How To Sew A Narrow Pant Leg Silhouette
To get a ‘job’ out of the ‘To Do’ Stack DONE and back into my wardrobe took bribing myself! I had this great CREATIVE sewing up-cycle project on my heart and mind, but since that project would ‘go with’ these wool/lycra pants that have been stacked in my ‘To Do’ Bin forever – I told myself I MUST get the pants done BEFORE the fun. Like Mom always said, “Do the hard stuff first, then enjoy the fun, EZ stuff.” She would have been proud of me…..
Even those these pants were ‘narrow’ in my mind in the first place, the elastic was shot and I’d already ripped the elastic waist portion so the rest really only took about 1 hour to accomplish.
1. Put on the pant inside out (making sure that the Back is still on your Back)…so that the leg can be assessed and pinned in to some degree. For elastic waist – be SURE that what you pin in at the waist still allows for getting the pants up and down over the hips. Just realize that the pant waist won’t stretch any further than what the pant fabric does WITHOUT elastic.
2. Understand that to keep the pant on grain, that both the inseams and the outseams need to be taken in the same amount. Here’s my pant project ‘in process’.

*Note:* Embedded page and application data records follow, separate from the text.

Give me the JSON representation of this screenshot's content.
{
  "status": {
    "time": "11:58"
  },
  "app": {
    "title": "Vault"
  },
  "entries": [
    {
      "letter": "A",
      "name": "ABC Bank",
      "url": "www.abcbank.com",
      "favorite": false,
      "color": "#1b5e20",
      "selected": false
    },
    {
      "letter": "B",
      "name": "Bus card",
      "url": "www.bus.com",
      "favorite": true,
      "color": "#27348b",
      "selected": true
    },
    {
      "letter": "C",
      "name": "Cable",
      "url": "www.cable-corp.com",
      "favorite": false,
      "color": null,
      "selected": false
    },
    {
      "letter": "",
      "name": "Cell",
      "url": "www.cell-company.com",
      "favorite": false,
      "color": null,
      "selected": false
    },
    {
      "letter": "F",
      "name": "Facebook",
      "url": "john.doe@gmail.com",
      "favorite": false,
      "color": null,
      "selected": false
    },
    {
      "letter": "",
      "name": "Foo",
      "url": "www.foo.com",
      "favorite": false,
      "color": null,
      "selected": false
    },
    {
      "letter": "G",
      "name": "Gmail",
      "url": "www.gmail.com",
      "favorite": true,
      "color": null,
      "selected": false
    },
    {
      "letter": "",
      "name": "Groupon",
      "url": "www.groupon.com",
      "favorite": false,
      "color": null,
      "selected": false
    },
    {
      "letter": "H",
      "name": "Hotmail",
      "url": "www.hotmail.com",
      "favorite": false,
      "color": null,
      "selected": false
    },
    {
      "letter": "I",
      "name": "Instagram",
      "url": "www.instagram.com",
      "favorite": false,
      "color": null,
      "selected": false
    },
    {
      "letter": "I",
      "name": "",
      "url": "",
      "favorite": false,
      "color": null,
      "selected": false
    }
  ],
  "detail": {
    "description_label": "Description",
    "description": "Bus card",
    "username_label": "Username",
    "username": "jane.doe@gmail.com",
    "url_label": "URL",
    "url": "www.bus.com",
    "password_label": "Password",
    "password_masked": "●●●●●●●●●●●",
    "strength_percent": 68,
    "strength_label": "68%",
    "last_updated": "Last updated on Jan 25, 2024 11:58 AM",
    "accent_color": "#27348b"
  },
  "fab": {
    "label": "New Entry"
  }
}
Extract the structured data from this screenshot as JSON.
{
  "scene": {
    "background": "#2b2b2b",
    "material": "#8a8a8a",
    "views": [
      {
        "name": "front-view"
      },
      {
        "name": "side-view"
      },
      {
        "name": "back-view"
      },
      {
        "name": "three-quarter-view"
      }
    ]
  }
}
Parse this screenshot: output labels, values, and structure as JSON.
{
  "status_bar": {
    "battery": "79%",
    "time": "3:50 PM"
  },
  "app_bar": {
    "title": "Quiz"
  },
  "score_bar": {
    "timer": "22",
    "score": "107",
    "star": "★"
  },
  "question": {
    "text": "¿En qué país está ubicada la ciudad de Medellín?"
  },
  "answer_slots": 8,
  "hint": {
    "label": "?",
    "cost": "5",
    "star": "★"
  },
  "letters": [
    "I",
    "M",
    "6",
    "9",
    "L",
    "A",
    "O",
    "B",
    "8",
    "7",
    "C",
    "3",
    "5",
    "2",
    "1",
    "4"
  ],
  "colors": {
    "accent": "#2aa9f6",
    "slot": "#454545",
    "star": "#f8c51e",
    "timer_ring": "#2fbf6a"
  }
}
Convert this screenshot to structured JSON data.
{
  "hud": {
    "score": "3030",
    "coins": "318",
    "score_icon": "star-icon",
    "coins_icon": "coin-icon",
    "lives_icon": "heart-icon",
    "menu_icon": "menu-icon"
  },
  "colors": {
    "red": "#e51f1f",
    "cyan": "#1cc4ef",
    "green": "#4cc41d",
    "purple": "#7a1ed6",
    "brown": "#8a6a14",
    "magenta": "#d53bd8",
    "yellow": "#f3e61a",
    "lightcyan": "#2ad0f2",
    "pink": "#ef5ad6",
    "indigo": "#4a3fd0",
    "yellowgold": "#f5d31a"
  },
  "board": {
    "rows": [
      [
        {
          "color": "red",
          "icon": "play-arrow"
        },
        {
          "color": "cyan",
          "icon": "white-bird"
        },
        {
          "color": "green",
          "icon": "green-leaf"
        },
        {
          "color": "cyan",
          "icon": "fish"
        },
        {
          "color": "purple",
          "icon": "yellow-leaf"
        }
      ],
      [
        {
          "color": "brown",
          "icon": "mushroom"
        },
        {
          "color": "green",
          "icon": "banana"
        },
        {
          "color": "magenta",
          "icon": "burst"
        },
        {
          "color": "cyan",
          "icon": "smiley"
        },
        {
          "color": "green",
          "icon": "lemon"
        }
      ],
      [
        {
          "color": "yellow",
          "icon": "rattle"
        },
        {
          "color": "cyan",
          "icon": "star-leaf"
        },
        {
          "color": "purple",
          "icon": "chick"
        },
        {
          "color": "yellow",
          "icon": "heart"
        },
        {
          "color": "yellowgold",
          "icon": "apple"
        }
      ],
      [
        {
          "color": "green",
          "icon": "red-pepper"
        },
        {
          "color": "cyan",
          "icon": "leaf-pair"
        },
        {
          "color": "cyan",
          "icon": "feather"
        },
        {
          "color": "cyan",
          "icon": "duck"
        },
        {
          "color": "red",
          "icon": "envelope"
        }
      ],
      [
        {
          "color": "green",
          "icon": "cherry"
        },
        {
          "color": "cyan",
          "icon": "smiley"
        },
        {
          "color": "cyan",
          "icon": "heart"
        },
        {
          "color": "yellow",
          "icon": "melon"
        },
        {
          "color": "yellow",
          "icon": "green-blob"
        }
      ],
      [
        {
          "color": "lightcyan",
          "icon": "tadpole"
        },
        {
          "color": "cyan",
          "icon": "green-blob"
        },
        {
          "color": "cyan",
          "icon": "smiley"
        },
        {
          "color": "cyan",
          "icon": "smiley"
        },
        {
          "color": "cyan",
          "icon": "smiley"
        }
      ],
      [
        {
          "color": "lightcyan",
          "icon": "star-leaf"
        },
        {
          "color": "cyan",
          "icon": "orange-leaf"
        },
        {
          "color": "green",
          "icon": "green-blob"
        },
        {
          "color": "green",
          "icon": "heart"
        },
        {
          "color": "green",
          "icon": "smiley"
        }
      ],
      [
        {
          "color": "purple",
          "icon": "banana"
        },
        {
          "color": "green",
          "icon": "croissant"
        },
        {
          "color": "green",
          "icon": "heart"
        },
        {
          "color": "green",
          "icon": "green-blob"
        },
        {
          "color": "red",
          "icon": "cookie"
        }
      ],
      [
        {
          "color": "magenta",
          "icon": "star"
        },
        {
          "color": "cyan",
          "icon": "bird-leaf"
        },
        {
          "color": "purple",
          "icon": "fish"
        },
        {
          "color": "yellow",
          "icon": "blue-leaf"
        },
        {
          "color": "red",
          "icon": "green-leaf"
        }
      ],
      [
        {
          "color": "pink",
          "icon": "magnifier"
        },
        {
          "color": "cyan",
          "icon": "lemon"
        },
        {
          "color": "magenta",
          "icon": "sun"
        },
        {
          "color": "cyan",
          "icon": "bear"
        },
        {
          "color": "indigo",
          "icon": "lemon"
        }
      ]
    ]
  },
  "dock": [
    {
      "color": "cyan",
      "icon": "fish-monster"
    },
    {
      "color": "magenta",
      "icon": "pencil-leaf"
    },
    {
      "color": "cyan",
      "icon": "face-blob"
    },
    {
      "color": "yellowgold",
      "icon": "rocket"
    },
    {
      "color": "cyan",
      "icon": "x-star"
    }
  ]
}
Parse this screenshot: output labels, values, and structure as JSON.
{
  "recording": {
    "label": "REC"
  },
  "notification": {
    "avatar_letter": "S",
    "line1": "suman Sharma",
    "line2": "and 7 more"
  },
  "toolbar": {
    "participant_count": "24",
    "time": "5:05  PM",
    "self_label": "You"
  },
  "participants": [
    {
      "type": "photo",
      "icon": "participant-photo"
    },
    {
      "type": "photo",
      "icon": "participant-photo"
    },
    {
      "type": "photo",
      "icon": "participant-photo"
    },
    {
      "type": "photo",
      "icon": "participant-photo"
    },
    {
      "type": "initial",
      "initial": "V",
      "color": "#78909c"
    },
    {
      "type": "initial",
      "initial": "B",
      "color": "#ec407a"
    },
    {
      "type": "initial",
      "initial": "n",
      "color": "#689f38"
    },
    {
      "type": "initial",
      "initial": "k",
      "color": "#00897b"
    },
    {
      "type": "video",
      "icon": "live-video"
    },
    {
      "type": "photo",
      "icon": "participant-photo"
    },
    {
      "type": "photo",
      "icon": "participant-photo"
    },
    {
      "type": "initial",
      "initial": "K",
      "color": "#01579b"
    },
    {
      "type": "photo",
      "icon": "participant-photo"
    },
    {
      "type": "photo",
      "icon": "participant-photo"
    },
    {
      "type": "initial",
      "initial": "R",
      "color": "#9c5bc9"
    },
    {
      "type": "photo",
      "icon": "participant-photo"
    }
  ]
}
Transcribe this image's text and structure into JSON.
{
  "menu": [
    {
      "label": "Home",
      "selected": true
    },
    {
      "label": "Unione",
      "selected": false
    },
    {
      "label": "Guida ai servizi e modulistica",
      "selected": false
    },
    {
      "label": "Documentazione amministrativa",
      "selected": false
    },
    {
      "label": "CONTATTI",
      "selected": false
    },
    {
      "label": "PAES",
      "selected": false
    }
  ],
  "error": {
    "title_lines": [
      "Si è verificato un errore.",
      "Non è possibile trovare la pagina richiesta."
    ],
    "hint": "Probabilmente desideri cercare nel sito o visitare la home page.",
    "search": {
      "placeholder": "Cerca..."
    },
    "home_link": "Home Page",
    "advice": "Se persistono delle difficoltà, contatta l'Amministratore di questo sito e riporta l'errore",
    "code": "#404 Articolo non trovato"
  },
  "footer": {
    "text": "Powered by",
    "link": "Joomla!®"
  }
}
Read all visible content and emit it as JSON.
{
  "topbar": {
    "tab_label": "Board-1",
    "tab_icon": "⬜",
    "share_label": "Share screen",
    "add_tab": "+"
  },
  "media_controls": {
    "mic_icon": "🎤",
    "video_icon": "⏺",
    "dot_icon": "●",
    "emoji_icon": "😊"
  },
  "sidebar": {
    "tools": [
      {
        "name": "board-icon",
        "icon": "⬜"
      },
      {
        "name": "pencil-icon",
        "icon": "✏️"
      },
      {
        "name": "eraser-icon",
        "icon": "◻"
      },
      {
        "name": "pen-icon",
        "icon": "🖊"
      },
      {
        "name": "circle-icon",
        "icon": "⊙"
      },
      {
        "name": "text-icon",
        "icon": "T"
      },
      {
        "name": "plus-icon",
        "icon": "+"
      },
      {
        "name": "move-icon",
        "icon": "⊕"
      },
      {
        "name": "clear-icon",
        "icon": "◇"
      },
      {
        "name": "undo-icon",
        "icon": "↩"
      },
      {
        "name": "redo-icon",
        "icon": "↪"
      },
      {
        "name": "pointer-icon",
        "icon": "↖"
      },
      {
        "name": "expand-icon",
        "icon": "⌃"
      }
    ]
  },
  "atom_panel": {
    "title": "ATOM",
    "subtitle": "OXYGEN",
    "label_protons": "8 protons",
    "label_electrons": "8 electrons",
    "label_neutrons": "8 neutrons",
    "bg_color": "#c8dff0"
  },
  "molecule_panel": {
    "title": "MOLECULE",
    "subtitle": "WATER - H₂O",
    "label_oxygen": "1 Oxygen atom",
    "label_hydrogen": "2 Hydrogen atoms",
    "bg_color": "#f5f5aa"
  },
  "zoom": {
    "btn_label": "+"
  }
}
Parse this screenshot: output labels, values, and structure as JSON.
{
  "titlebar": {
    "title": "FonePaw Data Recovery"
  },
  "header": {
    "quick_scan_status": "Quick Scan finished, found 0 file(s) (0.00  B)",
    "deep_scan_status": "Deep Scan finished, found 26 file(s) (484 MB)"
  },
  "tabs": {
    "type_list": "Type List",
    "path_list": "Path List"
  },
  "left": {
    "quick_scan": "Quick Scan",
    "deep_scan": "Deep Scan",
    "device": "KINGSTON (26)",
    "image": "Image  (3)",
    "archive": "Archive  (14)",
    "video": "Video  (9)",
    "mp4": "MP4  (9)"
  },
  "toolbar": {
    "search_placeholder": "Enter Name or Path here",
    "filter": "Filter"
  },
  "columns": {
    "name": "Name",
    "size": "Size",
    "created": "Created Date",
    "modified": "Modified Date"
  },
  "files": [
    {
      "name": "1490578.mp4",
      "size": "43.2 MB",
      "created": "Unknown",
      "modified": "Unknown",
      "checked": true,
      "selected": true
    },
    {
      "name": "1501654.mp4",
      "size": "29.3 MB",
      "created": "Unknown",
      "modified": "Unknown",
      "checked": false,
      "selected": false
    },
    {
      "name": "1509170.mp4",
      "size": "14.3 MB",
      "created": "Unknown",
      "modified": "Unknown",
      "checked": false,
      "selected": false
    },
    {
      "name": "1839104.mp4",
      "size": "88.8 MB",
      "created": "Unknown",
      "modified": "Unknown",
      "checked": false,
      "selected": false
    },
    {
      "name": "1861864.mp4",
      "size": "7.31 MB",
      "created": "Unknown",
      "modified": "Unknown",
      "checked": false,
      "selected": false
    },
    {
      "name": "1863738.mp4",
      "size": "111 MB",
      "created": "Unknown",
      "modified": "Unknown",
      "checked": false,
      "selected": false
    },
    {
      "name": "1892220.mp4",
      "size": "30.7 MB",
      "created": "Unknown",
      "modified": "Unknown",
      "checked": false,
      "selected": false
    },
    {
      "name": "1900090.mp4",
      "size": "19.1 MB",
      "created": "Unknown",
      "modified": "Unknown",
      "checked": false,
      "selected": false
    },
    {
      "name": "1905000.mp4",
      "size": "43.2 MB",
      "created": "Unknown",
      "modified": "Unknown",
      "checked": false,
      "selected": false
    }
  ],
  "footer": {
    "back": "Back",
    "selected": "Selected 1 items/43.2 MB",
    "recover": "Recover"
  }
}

3. I generally only do one leg at a time, then take the information from that leg to the other leg. This assumes that your body is symmetrical. If you have other ‘side’ issues, this won’t be possible, but for most – this works. I LOVE the Clover 5-in-1 Sewing Gauge for this task, as I don’t need to ‘read’ the measurement, AND the slider clicks and STAYS PUT! The black marker you see there is my all favorite Chakoner with WHITE chalk.
AS in the caption above, it is really simple to take the info from the first leg successfully (marked, sewn, and fitted) to the remaining pant leg. Simply align the same seams right next to each other, measure one, then go straight across to the same level on the other leg and mark the same amount of ‘take-in’.
4. Here is the BEST, FREE pressing equipment you’ll ever acquire: the hard cardboard TUBE from home dec fabric. It serves as a good, hard surface, yet lets the seam allowance fall back as you press the seam line itself so that the seam allowances don’t ’embed’ or ‘strike through’ to the outside of the pant leg. Truly a professional finish.
ALERT: Once upon a time, when my son was a little guy and he loved red crayons, he drew all over my tube – and I did not know realize it. I quickly grabbed it to press the leg seams of a silk cream plaid pant for a dressmaking customer and…………I can still hear myself screaming! Yes, the dry cleaner got it out, but my heart was in my throat and I don’t remember, but I don’t think I took it out on my little guy. Just keep your sewing tools SAFE and AWAY from the little ones!